Anglicanism got a jumpstart when King Henry VIII of England officially rejected Roman authority over English worship. He was concerned that the church held too much power, and he was also dissatisfied with certain aspects of Roman doctrine. Under his daughter Elizabeth I, the English church went through further reforms, with Elizabeth supporting the adoption of a Book of Common Prayer and the 39 Articles, a list of basic statements which are used as the foundation for Anglican doctrine.
Despite its link with the Protestant break, the Church of England is not considered a Protestant church. Many people consider it to be a middle ground between Roman Catholic and Protestant belief, since it incorporates a bit of both.
During the period of upheaval in England marked by the English Civil War, the Church of England underwent a series of major changes, although it re-emerged in a more or less familiar form in 1662. As the English explored and settled other parts of the world, they introduced new people to the Anglican Church, and numerous churches around the world follow the doctrine and principles of Anglicanism. The Episcopal Church, which originally began as a branch of the Church of England, is now officially separate, and it is seated in the United States. Despite their divisions, these two churches are similar in a number of ways, representing their relatively recent split.
Frequently Asked Questions
What is the Church of England and when was it established?
The Church of England, also known as the Anglican Church, is the primary state church in England and one of the oldest branches of Christianity in the country. It was formally established in the 16th century during the reign of King Henry VIII, who in 1534 broke away from the Roman Catholic Church and appointed himself as the head of the Church of England. This act of supremacy marked the beginning of Anglicanism as a distinct Christian tradition.
Who is the current head of the Church of England?
The current head of the Church of England is the reigning monarch, which as of the knowledge cutoff date in 2023, is King Charles III. However, the spiritual leader of the Church is the Archbishop of Canterbury, who as of the same date is Justin Welby. The Archbishop of Canterbury is responsible for the spiritual direction and leadership of the Church.
What are the core beliefs and practices of the Church of England?

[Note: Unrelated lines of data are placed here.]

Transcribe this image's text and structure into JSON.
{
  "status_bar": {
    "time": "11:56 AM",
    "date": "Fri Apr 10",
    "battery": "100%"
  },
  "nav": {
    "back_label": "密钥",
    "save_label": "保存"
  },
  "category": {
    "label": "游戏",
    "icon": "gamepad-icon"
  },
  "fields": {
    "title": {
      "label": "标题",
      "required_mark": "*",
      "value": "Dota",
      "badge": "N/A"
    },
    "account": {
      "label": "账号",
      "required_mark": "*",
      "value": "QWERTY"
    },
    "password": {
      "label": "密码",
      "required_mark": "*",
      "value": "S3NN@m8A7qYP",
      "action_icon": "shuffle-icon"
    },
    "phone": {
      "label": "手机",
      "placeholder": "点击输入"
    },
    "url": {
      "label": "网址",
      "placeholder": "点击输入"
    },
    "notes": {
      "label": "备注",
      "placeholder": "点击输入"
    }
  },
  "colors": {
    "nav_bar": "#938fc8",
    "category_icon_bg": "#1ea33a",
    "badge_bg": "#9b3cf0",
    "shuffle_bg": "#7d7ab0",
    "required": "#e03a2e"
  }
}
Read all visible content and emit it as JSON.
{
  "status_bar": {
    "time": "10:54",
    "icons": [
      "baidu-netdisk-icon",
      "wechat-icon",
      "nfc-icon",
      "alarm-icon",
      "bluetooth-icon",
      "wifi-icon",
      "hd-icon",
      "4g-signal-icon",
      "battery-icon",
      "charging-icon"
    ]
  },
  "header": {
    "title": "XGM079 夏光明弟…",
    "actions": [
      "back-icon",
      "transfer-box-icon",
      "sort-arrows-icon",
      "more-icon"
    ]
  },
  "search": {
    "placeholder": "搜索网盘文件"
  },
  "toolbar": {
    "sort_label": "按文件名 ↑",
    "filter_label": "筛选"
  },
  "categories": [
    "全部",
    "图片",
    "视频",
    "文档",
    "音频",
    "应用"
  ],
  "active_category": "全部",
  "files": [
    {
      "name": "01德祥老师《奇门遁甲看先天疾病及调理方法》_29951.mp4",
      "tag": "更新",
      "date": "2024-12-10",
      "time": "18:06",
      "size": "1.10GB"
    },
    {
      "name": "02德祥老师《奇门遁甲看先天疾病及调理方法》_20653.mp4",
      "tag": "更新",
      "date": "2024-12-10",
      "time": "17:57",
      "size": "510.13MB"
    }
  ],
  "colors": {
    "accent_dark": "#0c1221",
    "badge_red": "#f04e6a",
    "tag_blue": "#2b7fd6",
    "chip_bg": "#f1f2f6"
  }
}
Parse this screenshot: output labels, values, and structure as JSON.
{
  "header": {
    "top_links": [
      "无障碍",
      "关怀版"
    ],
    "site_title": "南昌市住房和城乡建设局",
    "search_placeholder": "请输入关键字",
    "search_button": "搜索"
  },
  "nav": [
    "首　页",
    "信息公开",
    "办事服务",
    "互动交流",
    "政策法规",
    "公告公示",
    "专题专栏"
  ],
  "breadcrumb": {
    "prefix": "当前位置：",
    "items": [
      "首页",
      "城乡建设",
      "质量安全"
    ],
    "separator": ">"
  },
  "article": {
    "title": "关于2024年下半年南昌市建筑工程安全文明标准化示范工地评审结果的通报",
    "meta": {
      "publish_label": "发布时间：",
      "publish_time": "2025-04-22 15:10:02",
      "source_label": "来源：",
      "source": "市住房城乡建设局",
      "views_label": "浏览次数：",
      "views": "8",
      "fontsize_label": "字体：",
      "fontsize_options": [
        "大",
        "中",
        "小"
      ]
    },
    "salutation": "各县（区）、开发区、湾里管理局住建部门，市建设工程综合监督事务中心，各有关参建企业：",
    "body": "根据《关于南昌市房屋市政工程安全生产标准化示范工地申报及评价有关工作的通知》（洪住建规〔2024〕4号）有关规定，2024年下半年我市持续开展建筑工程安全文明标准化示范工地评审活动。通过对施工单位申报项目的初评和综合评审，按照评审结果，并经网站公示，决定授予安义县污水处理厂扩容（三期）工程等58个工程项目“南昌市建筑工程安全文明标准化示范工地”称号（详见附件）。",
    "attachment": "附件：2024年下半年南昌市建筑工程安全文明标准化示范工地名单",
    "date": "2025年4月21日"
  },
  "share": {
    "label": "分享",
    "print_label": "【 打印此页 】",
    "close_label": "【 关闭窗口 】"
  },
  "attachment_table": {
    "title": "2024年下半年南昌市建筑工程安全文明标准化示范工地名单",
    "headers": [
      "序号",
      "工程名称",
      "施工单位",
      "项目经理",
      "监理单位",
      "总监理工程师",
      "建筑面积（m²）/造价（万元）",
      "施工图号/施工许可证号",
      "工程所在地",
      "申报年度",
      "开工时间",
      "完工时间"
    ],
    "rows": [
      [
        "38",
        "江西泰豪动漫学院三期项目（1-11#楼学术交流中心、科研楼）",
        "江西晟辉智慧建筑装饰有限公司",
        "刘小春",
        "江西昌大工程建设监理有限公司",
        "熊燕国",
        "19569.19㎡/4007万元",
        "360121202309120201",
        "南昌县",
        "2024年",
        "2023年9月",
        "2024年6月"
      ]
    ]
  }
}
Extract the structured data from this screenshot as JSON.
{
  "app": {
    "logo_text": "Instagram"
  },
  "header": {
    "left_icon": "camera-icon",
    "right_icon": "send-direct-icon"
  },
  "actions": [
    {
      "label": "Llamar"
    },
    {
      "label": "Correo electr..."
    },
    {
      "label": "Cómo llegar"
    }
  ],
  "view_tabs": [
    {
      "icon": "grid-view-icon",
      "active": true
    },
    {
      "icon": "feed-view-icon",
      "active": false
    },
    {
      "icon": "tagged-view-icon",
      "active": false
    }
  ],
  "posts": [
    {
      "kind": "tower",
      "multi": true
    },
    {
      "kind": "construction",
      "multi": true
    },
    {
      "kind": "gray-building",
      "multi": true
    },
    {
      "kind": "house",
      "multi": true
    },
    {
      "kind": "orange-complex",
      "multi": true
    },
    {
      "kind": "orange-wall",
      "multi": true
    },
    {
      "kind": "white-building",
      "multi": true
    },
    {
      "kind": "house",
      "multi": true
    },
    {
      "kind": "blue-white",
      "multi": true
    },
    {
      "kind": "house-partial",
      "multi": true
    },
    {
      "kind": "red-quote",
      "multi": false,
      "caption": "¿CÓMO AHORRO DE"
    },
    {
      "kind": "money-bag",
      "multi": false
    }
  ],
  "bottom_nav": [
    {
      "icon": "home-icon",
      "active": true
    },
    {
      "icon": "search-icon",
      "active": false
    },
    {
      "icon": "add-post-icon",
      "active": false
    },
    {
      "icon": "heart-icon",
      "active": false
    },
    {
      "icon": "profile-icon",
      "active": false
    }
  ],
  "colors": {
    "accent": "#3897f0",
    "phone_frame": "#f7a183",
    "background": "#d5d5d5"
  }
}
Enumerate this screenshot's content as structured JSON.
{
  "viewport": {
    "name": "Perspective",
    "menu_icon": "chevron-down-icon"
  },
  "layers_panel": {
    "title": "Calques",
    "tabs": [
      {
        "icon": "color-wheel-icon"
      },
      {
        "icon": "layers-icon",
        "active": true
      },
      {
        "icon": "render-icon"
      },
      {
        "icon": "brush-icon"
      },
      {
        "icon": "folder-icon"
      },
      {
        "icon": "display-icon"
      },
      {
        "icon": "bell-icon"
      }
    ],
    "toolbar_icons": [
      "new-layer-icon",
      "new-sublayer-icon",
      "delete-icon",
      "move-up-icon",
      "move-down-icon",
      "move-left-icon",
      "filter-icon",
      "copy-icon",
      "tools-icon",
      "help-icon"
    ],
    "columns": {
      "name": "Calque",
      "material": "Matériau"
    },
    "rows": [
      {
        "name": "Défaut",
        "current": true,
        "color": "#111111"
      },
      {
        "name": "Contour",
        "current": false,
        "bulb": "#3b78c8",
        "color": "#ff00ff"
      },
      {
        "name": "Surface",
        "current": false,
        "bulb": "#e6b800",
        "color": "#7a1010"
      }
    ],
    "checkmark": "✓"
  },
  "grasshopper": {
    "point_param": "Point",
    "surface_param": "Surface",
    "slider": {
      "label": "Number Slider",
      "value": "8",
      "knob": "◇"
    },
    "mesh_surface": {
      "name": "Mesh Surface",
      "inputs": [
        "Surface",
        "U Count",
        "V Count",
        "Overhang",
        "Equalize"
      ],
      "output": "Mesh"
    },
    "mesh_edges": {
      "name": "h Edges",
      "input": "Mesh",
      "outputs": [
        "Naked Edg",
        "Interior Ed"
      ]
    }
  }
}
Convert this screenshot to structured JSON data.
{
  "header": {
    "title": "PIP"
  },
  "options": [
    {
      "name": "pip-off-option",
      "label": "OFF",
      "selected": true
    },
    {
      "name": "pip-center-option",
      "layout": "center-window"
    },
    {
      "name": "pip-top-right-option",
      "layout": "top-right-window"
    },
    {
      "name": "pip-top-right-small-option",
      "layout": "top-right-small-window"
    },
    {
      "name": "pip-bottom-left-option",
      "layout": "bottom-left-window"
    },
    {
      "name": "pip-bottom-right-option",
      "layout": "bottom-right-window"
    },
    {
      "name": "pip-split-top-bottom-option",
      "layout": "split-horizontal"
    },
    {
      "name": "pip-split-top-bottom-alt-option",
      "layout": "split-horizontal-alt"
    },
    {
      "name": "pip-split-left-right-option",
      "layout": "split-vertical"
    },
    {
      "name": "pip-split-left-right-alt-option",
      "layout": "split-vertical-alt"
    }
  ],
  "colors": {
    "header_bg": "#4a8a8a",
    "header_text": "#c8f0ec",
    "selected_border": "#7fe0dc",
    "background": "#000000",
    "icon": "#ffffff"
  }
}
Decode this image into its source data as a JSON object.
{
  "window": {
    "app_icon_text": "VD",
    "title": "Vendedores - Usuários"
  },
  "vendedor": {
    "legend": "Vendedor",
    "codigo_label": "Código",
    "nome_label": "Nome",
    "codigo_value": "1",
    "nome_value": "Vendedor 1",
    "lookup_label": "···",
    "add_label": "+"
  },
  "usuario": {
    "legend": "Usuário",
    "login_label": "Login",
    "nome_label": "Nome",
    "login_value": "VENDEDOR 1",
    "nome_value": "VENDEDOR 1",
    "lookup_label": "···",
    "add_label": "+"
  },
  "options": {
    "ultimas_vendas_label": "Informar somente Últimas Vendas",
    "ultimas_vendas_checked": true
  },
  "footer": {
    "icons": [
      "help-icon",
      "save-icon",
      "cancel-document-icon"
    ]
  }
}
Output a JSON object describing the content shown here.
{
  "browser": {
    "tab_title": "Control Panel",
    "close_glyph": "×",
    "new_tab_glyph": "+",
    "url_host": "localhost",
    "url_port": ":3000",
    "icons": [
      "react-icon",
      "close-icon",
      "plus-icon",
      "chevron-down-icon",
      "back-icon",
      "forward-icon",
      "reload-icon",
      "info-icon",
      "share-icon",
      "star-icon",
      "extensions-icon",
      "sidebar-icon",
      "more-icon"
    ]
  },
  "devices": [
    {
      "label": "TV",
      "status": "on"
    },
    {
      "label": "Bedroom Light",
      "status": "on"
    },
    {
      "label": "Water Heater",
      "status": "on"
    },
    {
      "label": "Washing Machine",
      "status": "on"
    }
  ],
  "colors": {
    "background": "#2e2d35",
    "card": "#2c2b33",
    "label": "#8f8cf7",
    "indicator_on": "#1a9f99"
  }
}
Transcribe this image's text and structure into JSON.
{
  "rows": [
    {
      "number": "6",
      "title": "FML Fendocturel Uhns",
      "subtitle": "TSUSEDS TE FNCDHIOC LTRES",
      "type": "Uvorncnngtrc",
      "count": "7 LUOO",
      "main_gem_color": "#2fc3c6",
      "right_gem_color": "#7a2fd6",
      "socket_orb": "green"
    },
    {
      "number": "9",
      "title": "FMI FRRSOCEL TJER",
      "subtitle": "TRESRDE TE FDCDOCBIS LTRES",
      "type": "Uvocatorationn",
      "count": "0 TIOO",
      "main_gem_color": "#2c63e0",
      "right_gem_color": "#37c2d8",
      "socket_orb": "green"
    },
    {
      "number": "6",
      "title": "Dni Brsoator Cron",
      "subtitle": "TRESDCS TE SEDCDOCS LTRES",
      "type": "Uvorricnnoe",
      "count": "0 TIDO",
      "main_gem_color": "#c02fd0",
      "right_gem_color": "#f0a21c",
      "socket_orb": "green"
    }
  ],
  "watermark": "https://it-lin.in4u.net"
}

The Church of England upholds the Bible as the foundation of its faith, along with the traditions of the apostolic church, the early Church Fathers, and the historic creeds. It practices two sacraments ordained by Christ Himself - Baptism and the Eucharist - and recognizes five others. Its worship is liturgical, following the Book of Common Prayer, and it embraces a theology that is both catholic and reformed, emphasizing the importance of faith, scripture, and reason.
How does the Church of England differ from the Roman Catholic Church?
The Church of England differs from the Roman Catholic Church in several key areas. It rejects the papal supremacy, allowing the English monarch to be the supreme governor of the Church. It also allows clergy to marry, does not mandate clerical celibacy, and has a different view on the nature of the Eucharist. Additionally, the Church of England ordains women as priests and bishops, a practice not recognized by the Roman Catholic Church.
What is the global reach of the Church of England?
The Church of England is part of the wider Anglican Communion, which is a global network of independent churches. According to the Anglican Communion Office, there are about 85 million members in more than 165 countries. This communion is a family of churches with a shared heritage and theology but with diverse practices and cultures, reflecting the broad reach of Anglicanism since its establishment in England.